I don't know about you, but I've recently caught the remodeling bug. It can be hard to escape at this time of year, when a little spring cleaning easily turns into talk about updating your bathroom or finishing (finally!) your basement.
Because of the state of today's housing market, many people have decided to simply improve on the home they have rather than trade up for a different one. Not only do renovations add value to your home if done correctly, they also can cure that nagging need for change.
What many people don't realize, however, is that remodeling projects (particularly the major ones) aren't something to be taken lightly. Before you start tearing down walls, you need to have a clear vision of what you want for the space, and perhaps an even clearer idea of your budget. All too often, people dive into renovations, only to drive themselves deep into debt with unplanned expenses and costly mistakes.
Here, a quick guide that aims to keep you on track, both mentally and financially, during your next home renovation:
Get some help
First step? Decide if you need an architect or designer. Depending on the scope of the project, how much time you have to devote to it, and your city or town's regulations, you might. According to Eric Messer, president of Sunrise Building and Remodeling in Briarcliff Manor, N.Y., your local building department will be able to tell you if your project requires an architect. If it does, or you decide you want to employ one to save yourself a few headaches, check out the American Institute of Architects (aia.org) for referrals. Then you can hire a contractor, best found through word of mouth and then double and triple checked by calling referrals and the local Better Business Bureau. Start talking to your neighbors, friends, and co-workers, and then ask any referrals with potential to show you copies of their insurance and license. "Talk to as many contractors as you need to until you feel comfortable," said Messer. "Once you narrow your search down to three reputable contractors, you give them the plans and whatever specifications you have for the project." Solicit at least three bids
Basically, line-by-line descriptions of what the contractor's portion of the project is going to cost. To avoid going over budget, as so many projects do, really understand from the onset what's included in the bid and what's not. "Once they have the proposal from their contractor, most people look at the bottom line number and assume that's their budget. That's a mistake — you need to add to that any items that were left out, like material purchases, painting, landscaping and building permit fees," Messer explained. Once you've chosen a bid, you can work out a payment schedule with the contractor. Depending on the scope of the project, you might put 10 percent down and then make payments progressively as work is completed. The most important thing? "You need to make sure that you're holding enough money at the end, so that he's motivated to come back and finish things up," said Robyn Roth, co-author of the new book "Remodel This! A Woman's Guide to Planning and Surviving the Madness of a Home Renovation" with Laura Meyer.Save money where you canThe best way to make cuts in your budget without sacrificing quality is to eliminate overhead wherever possible. If you have the time, purchase as much of your own finished materials as you can, advised Messer. If you buy your own kitchen cabinets, shower doors or plumbing fixtures, you'll cut out an entire level of the mark-up — a savings of anywhere from 15-50 percent. When you're on the market, always, always shop around and do your research for the best deals, and remember that you're going for quality. If the things you purchase don't hold up over time, you're wasting money, not saving it. One caveat: Let the contractor bring together any trades needed for the project, like the plumber and electrician, Messer suggests. That way, he or she becomes fully responsible for the job, and therefore the warranty. If you have a contractor complete an addition to your home, but hire your own guys to install the roof, no one's going to accept responsibility when it springs a leak.

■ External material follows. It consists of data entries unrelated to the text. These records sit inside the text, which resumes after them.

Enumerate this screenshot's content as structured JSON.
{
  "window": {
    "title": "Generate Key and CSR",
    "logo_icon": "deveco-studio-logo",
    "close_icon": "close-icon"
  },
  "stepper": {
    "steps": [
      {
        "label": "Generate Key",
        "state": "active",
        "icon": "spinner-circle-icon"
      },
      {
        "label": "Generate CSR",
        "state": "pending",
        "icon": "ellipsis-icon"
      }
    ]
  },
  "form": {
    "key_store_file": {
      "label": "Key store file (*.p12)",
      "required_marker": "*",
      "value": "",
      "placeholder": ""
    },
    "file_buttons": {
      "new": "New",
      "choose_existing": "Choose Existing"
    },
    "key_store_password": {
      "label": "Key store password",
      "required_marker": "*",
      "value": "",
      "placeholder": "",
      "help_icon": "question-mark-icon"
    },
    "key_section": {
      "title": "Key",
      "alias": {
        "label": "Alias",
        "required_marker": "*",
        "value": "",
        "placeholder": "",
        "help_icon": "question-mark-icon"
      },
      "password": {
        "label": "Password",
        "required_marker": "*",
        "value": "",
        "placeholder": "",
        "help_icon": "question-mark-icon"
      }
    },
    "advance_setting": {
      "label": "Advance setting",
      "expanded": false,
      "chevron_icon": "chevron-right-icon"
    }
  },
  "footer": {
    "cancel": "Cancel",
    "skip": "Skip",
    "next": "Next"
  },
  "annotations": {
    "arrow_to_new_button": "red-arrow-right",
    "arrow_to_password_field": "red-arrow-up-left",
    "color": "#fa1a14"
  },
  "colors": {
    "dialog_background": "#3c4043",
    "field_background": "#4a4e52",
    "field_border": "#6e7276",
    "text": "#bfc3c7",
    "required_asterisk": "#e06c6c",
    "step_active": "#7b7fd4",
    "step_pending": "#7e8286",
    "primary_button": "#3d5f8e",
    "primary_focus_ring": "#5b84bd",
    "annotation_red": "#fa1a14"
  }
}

Create a cushionOnce you've accepted a bid and you have your complete budget, including costs from the contractor and anything extra, you want to build in a buffer of about 15 percent. Why? Because you can be incredibly cautious, but you're probably going to go over a bit. Trust me on this. If you have a cushion, you'll be able to incorporate those more expensive tiles you didn't plan for but just have to have, or add a top of the line dishwasher instead of the one you found on sale.When making impulse changes like these, be sure to understand the full cost of the extras -- $5 additional per square foot for those tiles doesn't sound like a lot, but it can really add up fast if you're working on a big space.Communication is keyIf you're taking on the project as part of a duo, be upfront with your spouse or partner about costs — especially if one person is managing the project. "It is important to communicate things that you're doing and what you're changing, especially with big things — if you're making major changes that are over and above what you were originally going to do, you should talk about it. But not every night — it's very easy for remodeling to consume a marriage," says Meyer. Do what works for you, but one idea is to set aside time each week to go over the project's progress, and where you are as far as budget.
With reporting by Arielle McGowen.
Jean Chatzky is an editor-at-large at Money magazine and serves as AOL's official Money Coach. She is the personal finance editor for NBC's "Today Show" and is also a columnist for Life magazine. She is the author of four books, including "Pay It Down! From Debt to Wealth on $10 a Day" (Portfolio, 2004). To find out more, visit her Web site, .